U.S. officials are discussing with Middle East governments the steps needed to ensure that Syria's chemical and biological weapons sites are secured when President Bashar al-Assad leaves office, Defense Secretary Leon Panetta said Thursday.
"We're not talking about ground troops, but it depends on what ... happens in a transition," he told reporters.
Asked whether he had ruled out putting U.S. troops in Syria to secure such weapons, Panetta said: "You always have to keep the possibility that, if there is a peaceful transition and international organizations get involved, that they might ask for assistance in that situation.
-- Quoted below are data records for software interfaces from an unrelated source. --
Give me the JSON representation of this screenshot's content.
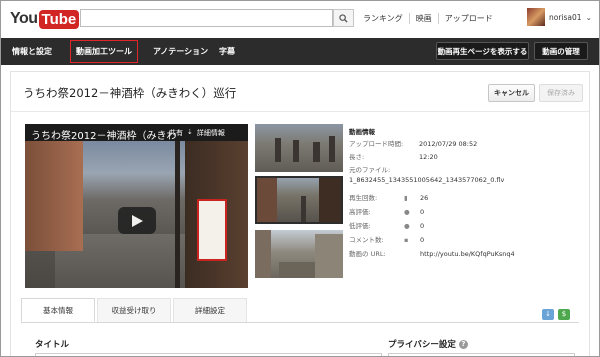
{
  "header": {
    "logo_you": "You",
    "logo_tube": "Tube",
    "links": [
      "ランキング",
      "映画",
      "アップロード"
    ],
    "username": "norisa01",
    "username_chevron": "⌄"
  },
  "nav": {
    "items": [
      "情報と設定",
      "動画加工ツール",
      "アノテーション",
      "字幕"
    ],
    "active_index": 1,
    "right_buttons": [
      "動画再生ページを表示する",
      "動画の管理"
    ]
  },
  "editor": {
    "video_title": "うちわ祭2012－神酒枠（みきわく）巡行",
    "cancel_label": "キャンセル",
    "save_label": "保存済み"
  },
  "player": {
    "overlay_title": "うちわ祭2012－神酒枠（みきわ",
    "share_label": "共有",
    "details_label": "詳細情報"
  },
  "info": {
    "heading": "動画情報",
    "upload_label": "アップロード時間:",
    "upload_value": "2012/07/29 08:52",
    "length_label": "長さ:",
    "length_value": "12:20",
    "file_label": "元のファイル:",
    "file_value": "1_8632455_1343551005642_1343577062_0.flv",
    "views_label": "再生回数:",
    "views_value": "26",
    "likes_label": "高評価:",
    "likes_value": "0",
    "dislikes_label": "低評価:",
    "dislikes_value": "0",
    "comments_label": "コメント数:",
    "comments_value": "0",
    "url_label": "動画の URL:",
    "url_value": "http://youtu.be/KQfqPuKsnq4"
  },
  "tabs": {
    "items": [
      "基本情報",
      "収益受け取り",
      "詳細設定"
    ],
    "active_index": 0,
    "icon_a": "↓",
    "icon_b": "$"
  },
  "form": {
    "title_label": "タイトル",
    "privacy_label": "プライバシー設定",
    "help_glyph": "?"
  },
  "colors": {
    "youtube_red": "#d12624",
    "nav_bg": "#2c2c2c",
    "active_outline": "#e0262a"
  }
}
But in a hostile situation, we're not planning to ask for that."
Preventing Syria from using chemical weapons once its military has moved to use them "would be almost unachievable," said U.S. Army Gen. Martin Dempsey, chairman of the Joint Chiefs of Staff.
"You would have to have such clarity of intelligence, you know, persistent surveillance, you'd have to actually see it before it happened, and that's unlikely, to be sure," Dempsey said.
The discussion came as the Syrian government accused the diplomat leading the international effort to forge peace of being biased in favor of the enemies of Damascus.
Lakhdar Brahimi, the U.N. and Arab League joint special envoy to Syria, has "deviated from the essence of his mission and clearly unveiled his bias to circles known for conspiring against Syria and the interests of the Syrian people who have not read the political program for solving crisis objectively," a state report said.
The state-run Syrian Arab News Agency quoted an official source at the Foreign and Expatriates Ministry.
Syria's remarks came after the BBC interviewed Brahimi, who has been trying to persuade the government and rebels to cease hostilities and to urge world powers to move toward a political settlement and end a civil war that has killed more than 60,000 people.
Brahimi told the BBC that al-Assad told him last month that "he was thinking of taking a new initiative." Brahimi was quoted as saying he told al-Assad that "it would have to be different from initiatives in the past ... which had not changed the situation one iota."